Burke made an even bigger splash on Sept. 18, 2009, acquiring 30-goal scorer Phil Kessel from the Boston Bruins. The cost was high -- the Leafs had to send Boston first-round picks in 2010 and 2011, as well as a third-round pick in 2010. The Leafs also gave Kessel, a restricted free agent, a new five-year, $27 million contract.
While Kessel had a solid 30-goal season and Phaneuf contributed on and off the ice after his arrival, Komisarek, Beauchemin and Gustavsson failed to meet expectations. The Leafs tumbled to 15th in the Eastern Conference and watched as the Bruins selected Tyler Seguin with the second pick of the 2010 draft -- one of the picks the Leafs surrendered in the Kessel deal.
Things were no better at the start of the 2010-11 season -- the Leafs were 11th in the conference at the start of February. Burke again opted to retain Wilson and dealt Beauchemin and longtime Leafs defenseman Tomas Kaberle at the trade deadline. Those moves netted Joffrey Lupul and young players Jake Gardiner and Joe Colborne, whom Burke envisioned as part of the club's future.
The present didn't look bad, either -- the Leafs went 17-9-6 after Feb. 1 to finish 10th in the conference and raise expectations for the 2011-12 season.
Among those helping lift hopes was James Reimer, who emerged from obscurity to win the starting goaltender job and earn a three-year contract extension.
Over the summer, Burke signed free agent center Tim Connolly to a two-year contract and traded for Matthew Lombardi in the hope of bolstering the team's center position, but neither they nor Kadri played like top-line skaters.
Despite frequently playing with different centers, Lupul and Kessel had All-Star seasons playing on the same line and the Leafs exploded out of the gate. On Dec. 1, 2011, they were fourth in the conference, one point behind Boston for the Northeast Division lead.

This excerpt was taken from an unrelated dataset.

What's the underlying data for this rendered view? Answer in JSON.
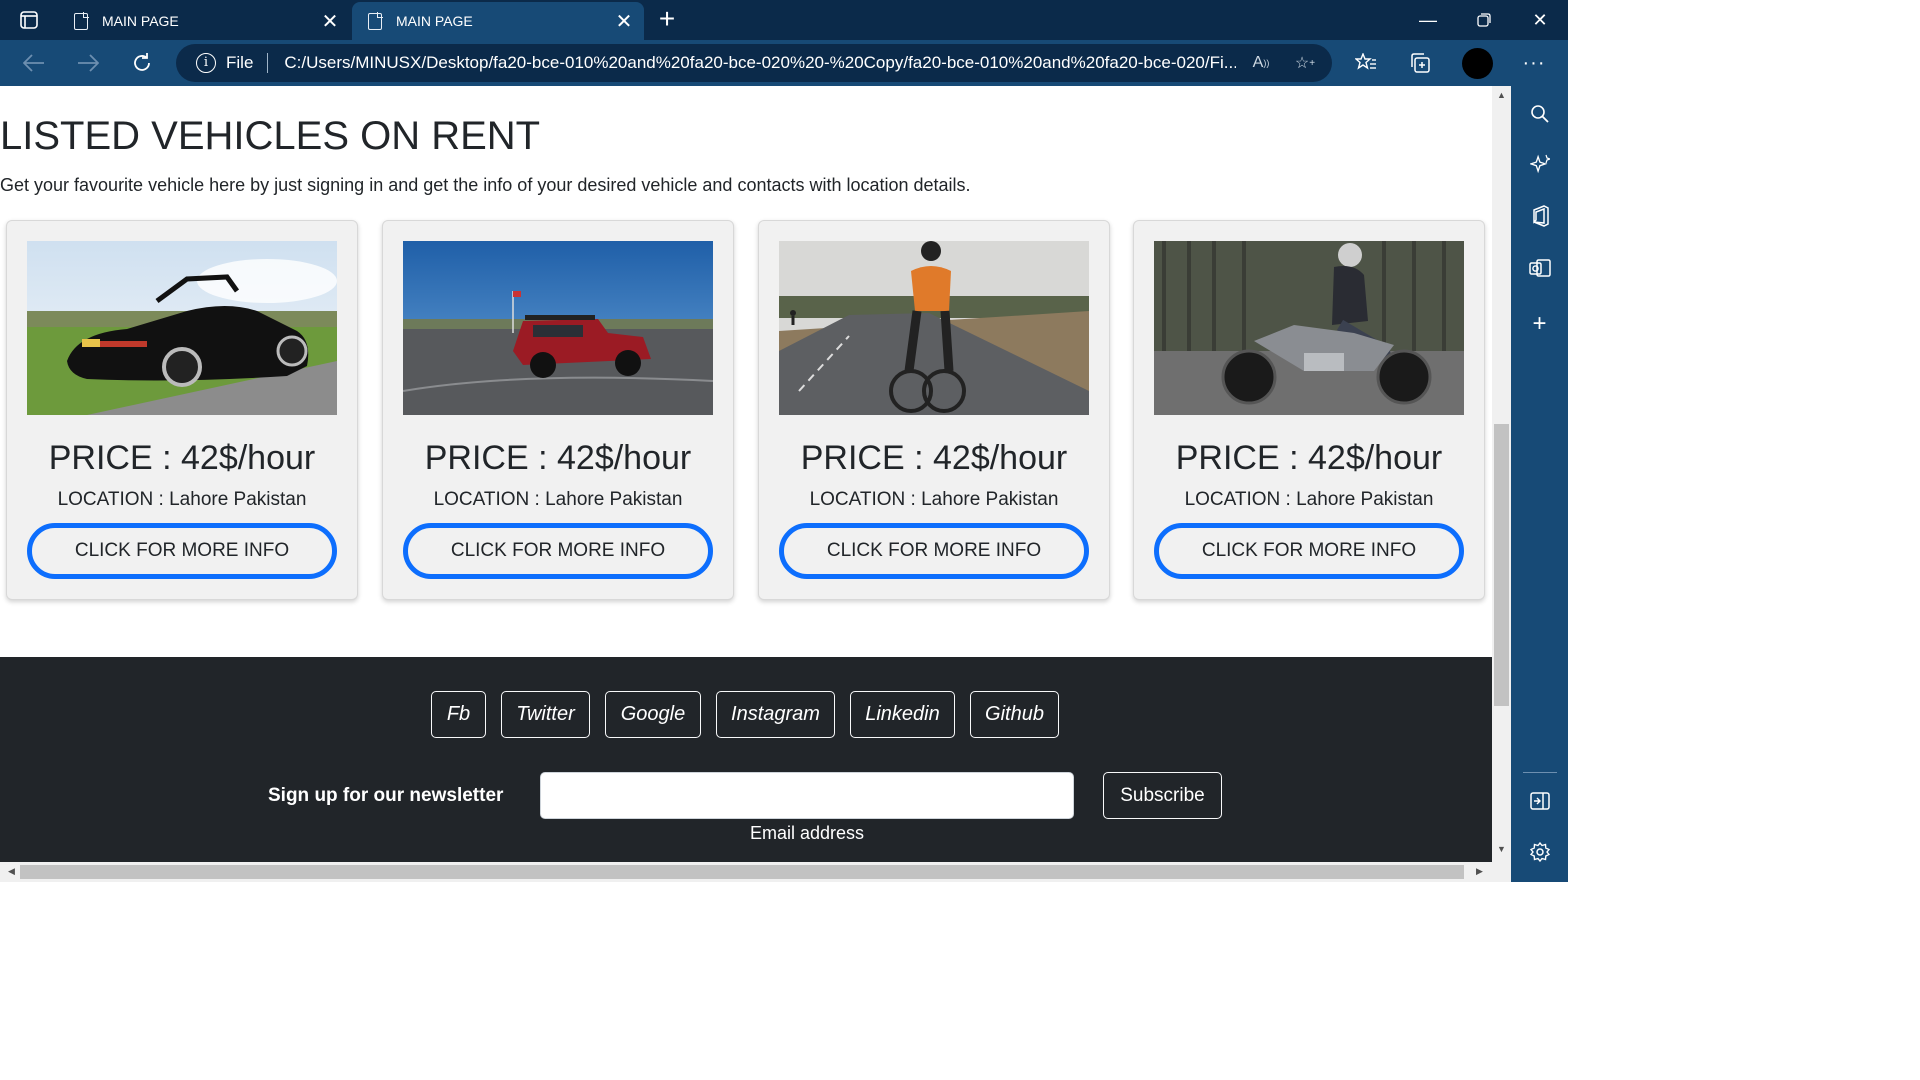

With a two-game win streak going into the holiday break, Burke gave Wilson a contract extension that was announced Christmas morning.

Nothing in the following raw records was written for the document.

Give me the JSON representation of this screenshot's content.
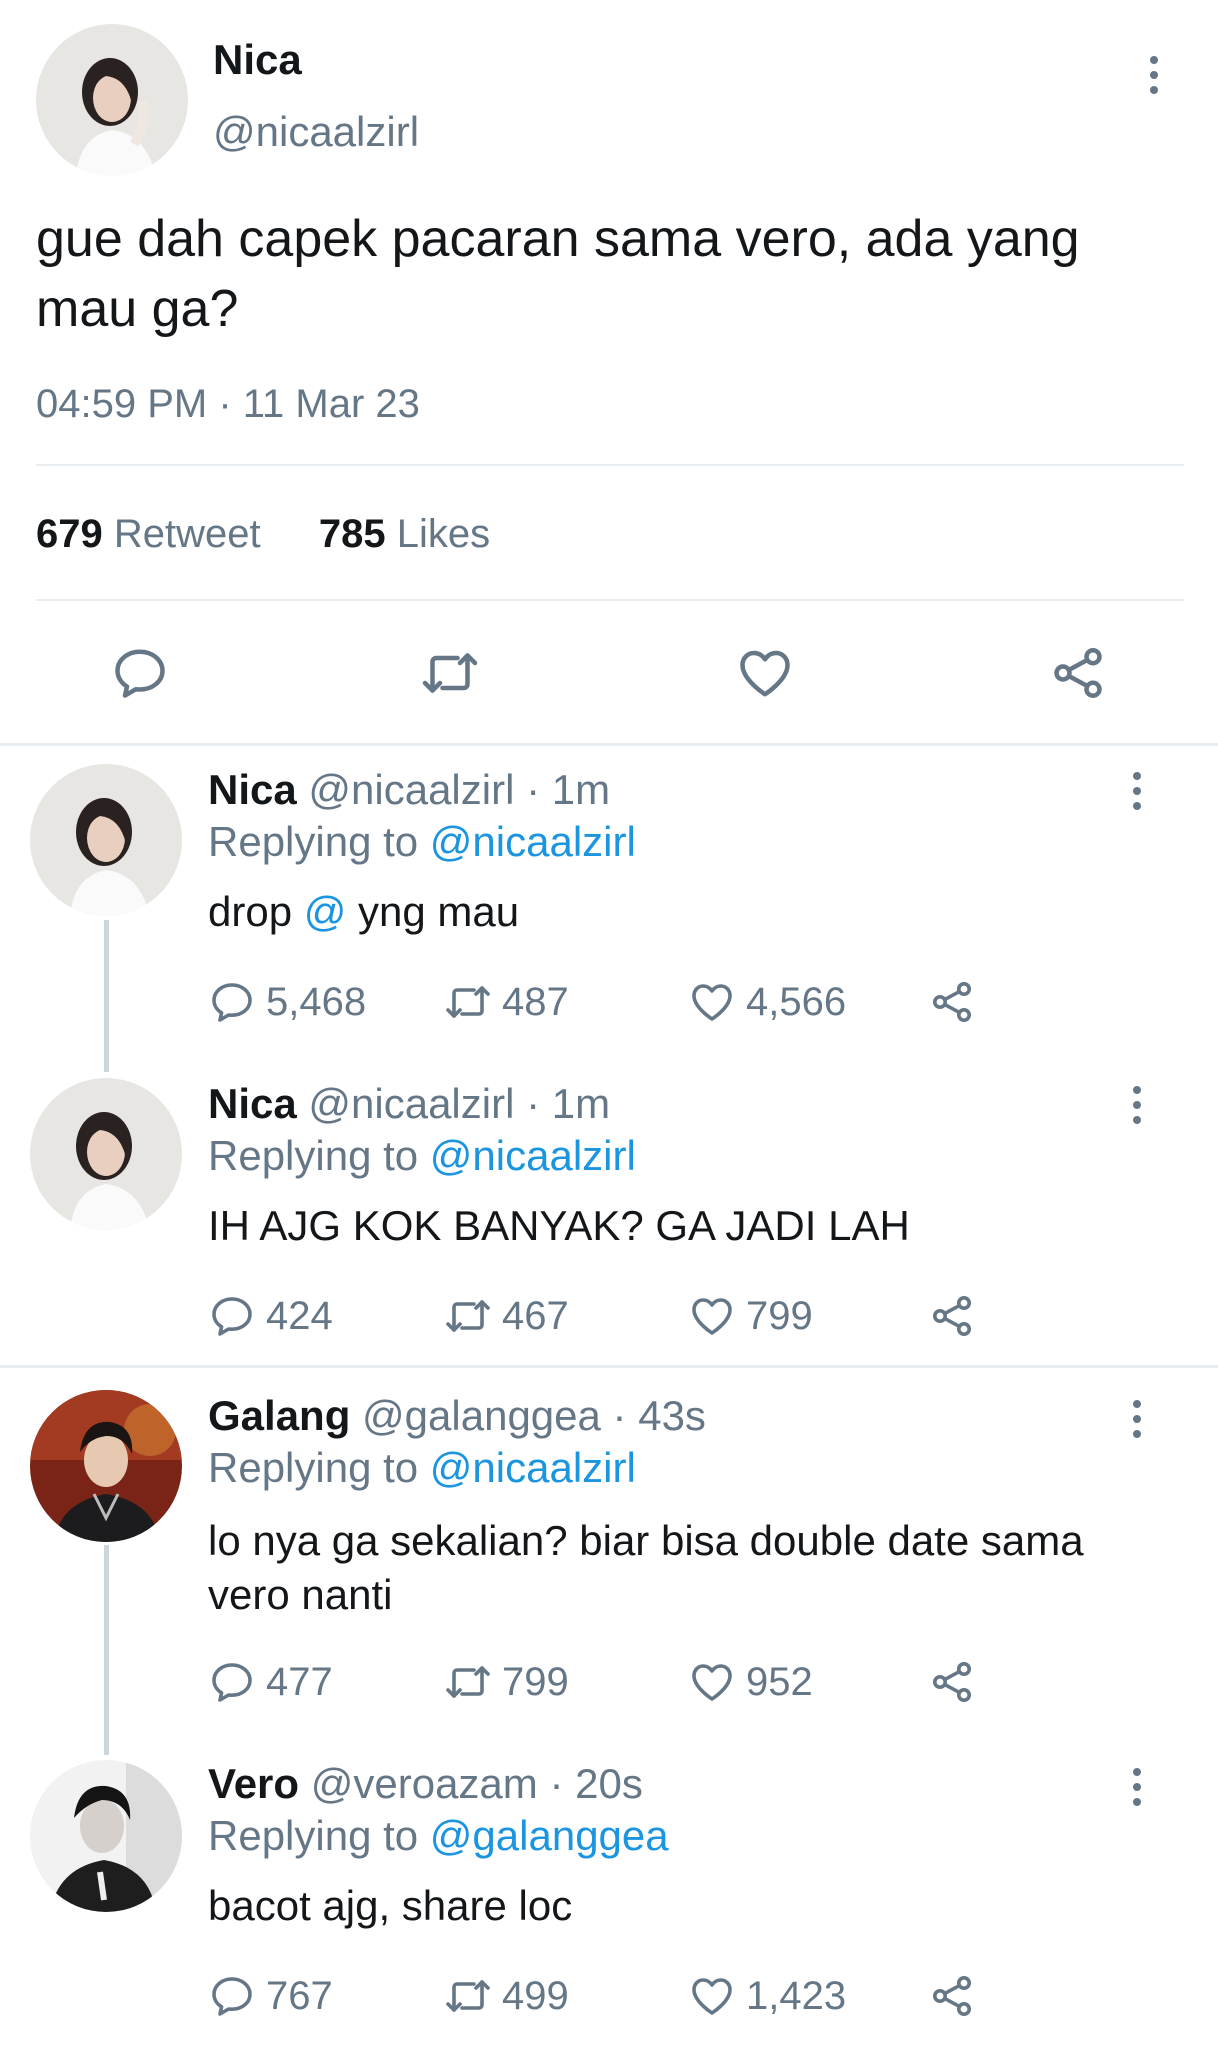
{
  "main": {
    "name": "Nica",
    "handle": "@nicaalzirl",
    "text": "gue dah capek pacaran sama vero, ada yang mau ga?",
    "time": "04:59 PM · 11 Mar 23",
    "retweet_count": "679",
    "retweet_label": "Retweet",
    "like_count": "785",
    "like_label": "Likes"
  },
  "replies": [
    {
      "name": "Nica",
      "meta": "@nicaalzirl · 1m",
      "replying_prefix": "Replying to",
      "replying_to": "@nicaalzirl",
      "text_before": "drop",
      "text_mention": "@",
      "text_after": "yng mau",
      "comments": "5,468",
      "retweets": "487",
      "likes": "4,566"
    },
    {
      "name": "Nica",
      "meta": "@nicaalzirl · 1m",
      "replying_prefix": "Replying to",
      "replying_to": "@nicaalzirl",
      "text": "IH AJG KOK BANYAK? GA JADI LAH",
      "comments": "424",
      "retweets": "467",
      "likes": "799"
    },
    {
      "name": "Galang",
      "meta": "@galanggea · 43s",
      "replying_prefix": "Replying to",
      "replying_to": "@nicaalzirl",
      "text": "lo nya ga sekalian? biar bisa double date sama vero nanti",
      "comments": "477",
      "retweets": "799",
      "likes": "952"
    },
    {
      "name": "Vero",
      "meta": "@veroazam · 20s",
      "replying_prefix": "Replying to",
      "replying_to": "@galanggea",
      "text": "bacot ajg, share loc",
      "comments": "767",
      "retweets": "499",
      "likes": "1,423"
    }
  ],
  "colors": {
    "text": "#14171a",
    "secondary": "#657786",
    "link": "#1b95e0",
    "divider": "#e6ecf0"
  },
  "icons": [
    "more-icon",
    "reply-icon",
    "retweet-icon",
    "like-icon",
    "share-icon",
    "avatar"
  ]
}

The Leafs slipped a bit after the extension, though they climbed as high as sixth in the conference as late as Feb. 6. But a four-game losing streak followed, and on March 2, just over two months after giving Wilson an extension, Burke fired him and hired Randy Carlyle as the team's new coach.

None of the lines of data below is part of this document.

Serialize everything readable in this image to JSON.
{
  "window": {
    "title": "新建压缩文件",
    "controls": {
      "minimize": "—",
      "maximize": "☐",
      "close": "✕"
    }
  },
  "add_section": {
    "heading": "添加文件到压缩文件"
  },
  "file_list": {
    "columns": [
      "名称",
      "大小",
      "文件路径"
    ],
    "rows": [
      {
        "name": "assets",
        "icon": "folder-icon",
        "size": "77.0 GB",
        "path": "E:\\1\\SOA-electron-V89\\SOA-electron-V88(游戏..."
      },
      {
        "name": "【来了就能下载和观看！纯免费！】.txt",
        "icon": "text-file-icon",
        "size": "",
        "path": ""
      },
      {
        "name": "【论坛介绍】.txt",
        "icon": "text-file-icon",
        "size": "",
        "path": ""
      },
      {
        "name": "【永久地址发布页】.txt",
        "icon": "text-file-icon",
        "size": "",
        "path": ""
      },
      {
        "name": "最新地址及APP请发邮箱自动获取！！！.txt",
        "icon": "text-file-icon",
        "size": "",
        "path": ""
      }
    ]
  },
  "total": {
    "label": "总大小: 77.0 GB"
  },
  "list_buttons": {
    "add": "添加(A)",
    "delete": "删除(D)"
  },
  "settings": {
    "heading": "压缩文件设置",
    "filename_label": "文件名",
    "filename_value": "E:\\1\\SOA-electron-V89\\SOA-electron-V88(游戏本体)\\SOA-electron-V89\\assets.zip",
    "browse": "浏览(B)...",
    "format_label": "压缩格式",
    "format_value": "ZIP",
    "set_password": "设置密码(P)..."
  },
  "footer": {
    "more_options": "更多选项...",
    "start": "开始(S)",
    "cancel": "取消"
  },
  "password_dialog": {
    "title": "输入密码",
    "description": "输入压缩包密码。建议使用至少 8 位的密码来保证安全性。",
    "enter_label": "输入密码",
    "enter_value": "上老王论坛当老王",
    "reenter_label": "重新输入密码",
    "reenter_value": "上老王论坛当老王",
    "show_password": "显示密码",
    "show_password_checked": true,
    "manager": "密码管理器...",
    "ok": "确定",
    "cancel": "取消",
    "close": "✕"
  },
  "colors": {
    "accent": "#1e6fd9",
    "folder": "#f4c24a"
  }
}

The move didn't help -- the Leafs went 6-9-3 after the coaching change, won seven times in their final 29 games (7-18-4) and finished 13th in the conference.
After the season, Burke's wish list included upgrading in goal and finding a top-line center. He attempted to find the center in June when he acquired James van Riemsdyk from the Philadelphia Flyers for defenseman Luke Schenn. Van Riemsdyk had played left wing during his three seasons in Philadelphia, but Burke said he wanted to see van Riemsdyk start the season in the middle -- a position he played only for two seasons in college.
Burke had no interest in retaining Gustavsson and traded his rights to the Winnipeg Jets, and with Reimer playing below expectations last season, Burke said he would investigate other options. Those included a rumored interest in Vancouver Canucks goaltender Roberto Luongo.
Whether that deal happens now, Burke won't have any say. For all his moves and all the hopes he arrived with, Burke leaves the Leafs after a four-season record of 129-135-42 and zero playoff appearances.